I don't think any Rubus family are poisonous, but most have that 3 leaf thing going on which can be confused with Poison Ivy/Oak and sometimes the poisonous Hawthorne, as you probably already know. But if you ever get in contact with the poison plants, you should have another plant nearby that will take away the itch and stop the spread. Actually two plants - one is the Stinging Nettle and the other is Jewelweed, which is in the Impatiens family. Both nettles and Jewelweed can be crushed to let the plant juices flow and apply that to the affected area. Don't worry the sting gets rendered inactive after crushing, but the Jewelweed doesn't stink at all, and is a really pretty flower! When I first saw it I thought it looked like a funky wild orange Orchid or something. :laughing:

Dewberry is more of a ground cover type Rubus and stays low, whereas some of the other Blackberry types are more shrubby and long. Dewberry also doesn't have thorns as far as I know.

The Blackberry/Raspberry type group have the multi-berry, whereas the cranberry, currant, gooseberry are single berries. Raspberries leave behind a "cone" type thing on the plant once the berry is picked and Blackberry usually retains the cone thing when picked. Hope I got that last part right! So much to remember.

The Cherry family is just as confusing. :laughing:

July 31st, 2009, 12:20 AM
Some more recent blooms of my non garden :D.
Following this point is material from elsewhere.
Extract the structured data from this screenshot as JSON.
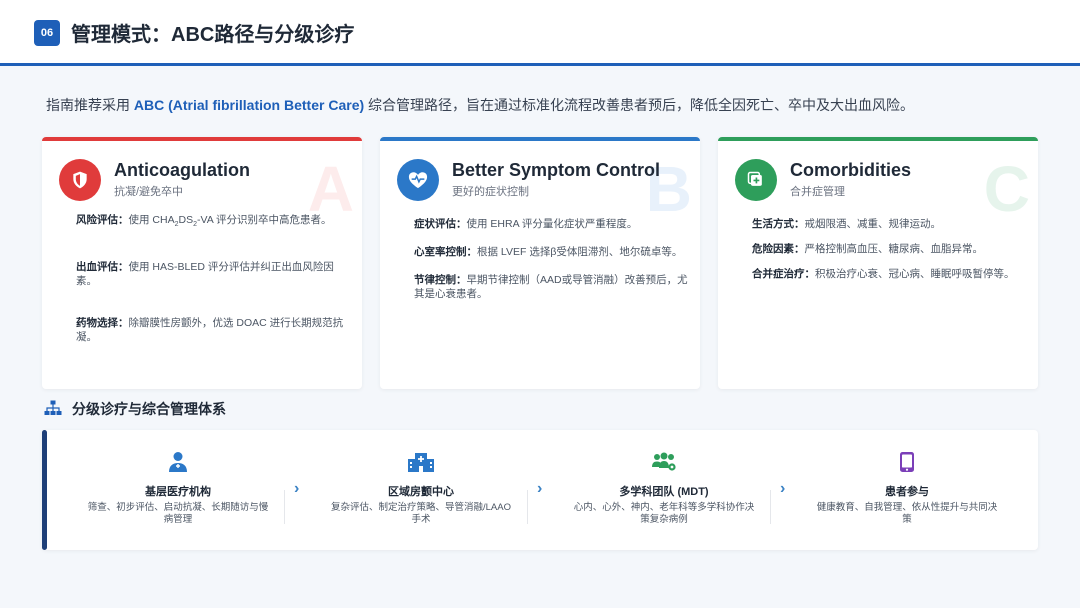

Frenchy, what you thought was rhubarb is actually one of those burr bushes :laughing:. I've never seen them bloom, they're soooo pretty :cloud9:.

July 31st, 2009, 12:31 AM
These tend to overgrow what were once paths through the woods. I don't know what they're called either :loser: :laughing:.

Nor the third flower :rolleyes: but, I have several growing deep in the shade of trees to one side of the side. They get no sun but are blooming so pretty nevertheless.

July 31st, 2009, 12:33 AM
Btw, Ceara, your posts are so informative...thanks for sharing all your knowledge :thumbs up.

July 31st, 2009, 06:48 AM
Well shucks. :o

The orange flower is Jewelweed! Very useful plant for skin irritations.

White flower with fern-like foliage is Yarrow. Also medicinal and helpful. Can be used as a dye, was used long ago to flavor gruit beer before anyone learned about hops, and dried root I think is used like cornstarch to thicken sauces. Grows wild in many places and produces runners underground. But commercially they also flower in different colors like yellow, pink and red.

The burr plant I think is called Burdock and the entire plant is edible but different parts are best eaten at certain parts of the plant's life, according to what I have read.

It's got a giant tap root like a carrot and the root can be peeled and chopped, boiled and eaten like root veg. The root is also considered medicinal and the Japanese eat it but in N America it's sold in capsule form like a supplement.

July 31st, 2009, 07:36 PM
The jewelweed is also called spotted touch-me-not, because the seed pods pop open explosively when you touch them. :D

I think the blue one is chicory--are the stems almost bare with very few leaves on them? Sure are pretty flowers. :cloud9:

The purple spire one you should probably try to identify through an ag agent or county extension (if you have such a thing in Canada :o) because it looks similar to purple loosestrife, a very invasive garden escapee that is a real problem near wetlands. There are a lot of wildflowers that look similar, though, so don't rip it out till you know for sure. :D